__EXERCISE INSTRUCTIONS__: Identify all lines below that hold "name" and collect them.
[Opening RECORDS TO USE section]
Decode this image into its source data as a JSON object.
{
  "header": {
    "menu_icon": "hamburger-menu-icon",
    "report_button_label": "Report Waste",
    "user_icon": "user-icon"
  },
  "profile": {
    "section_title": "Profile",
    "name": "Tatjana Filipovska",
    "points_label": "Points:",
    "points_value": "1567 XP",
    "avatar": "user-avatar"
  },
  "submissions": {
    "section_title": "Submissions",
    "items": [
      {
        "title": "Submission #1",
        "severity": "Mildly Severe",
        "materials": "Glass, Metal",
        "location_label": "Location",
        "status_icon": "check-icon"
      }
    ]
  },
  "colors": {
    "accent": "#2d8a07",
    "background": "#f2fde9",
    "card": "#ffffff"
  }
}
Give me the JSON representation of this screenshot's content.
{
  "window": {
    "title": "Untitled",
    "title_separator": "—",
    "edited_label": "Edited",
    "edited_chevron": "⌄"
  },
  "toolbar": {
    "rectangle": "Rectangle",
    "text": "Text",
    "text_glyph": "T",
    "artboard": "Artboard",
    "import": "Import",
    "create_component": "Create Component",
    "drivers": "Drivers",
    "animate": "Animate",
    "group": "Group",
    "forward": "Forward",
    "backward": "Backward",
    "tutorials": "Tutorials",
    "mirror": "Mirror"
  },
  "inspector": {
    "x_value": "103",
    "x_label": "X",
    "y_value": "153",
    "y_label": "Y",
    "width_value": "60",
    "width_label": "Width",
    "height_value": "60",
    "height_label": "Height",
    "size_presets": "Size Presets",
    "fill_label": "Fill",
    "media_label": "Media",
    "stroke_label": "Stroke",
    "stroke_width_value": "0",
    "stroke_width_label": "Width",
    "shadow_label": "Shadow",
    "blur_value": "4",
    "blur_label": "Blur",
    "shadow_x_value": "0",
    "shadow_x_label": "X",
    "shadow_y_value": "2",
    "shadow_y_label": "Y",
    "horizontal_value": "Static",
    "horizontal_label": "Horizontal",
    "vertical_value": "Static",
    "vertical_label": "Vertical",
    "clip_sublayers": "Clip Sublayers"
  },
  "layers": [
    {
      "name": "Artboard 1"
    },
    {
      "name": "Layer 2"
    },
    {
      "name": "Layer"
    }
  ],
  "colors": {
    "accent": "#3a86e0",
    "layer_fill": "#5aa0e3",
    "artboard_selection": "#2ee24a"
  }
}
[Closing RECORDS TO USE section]
__THE COMPLETED TASK__:
    "name": "Tatjana Filipovska",
      "name": "Artboard 1"
      "name": "Layer 2"
      "name": "Layer"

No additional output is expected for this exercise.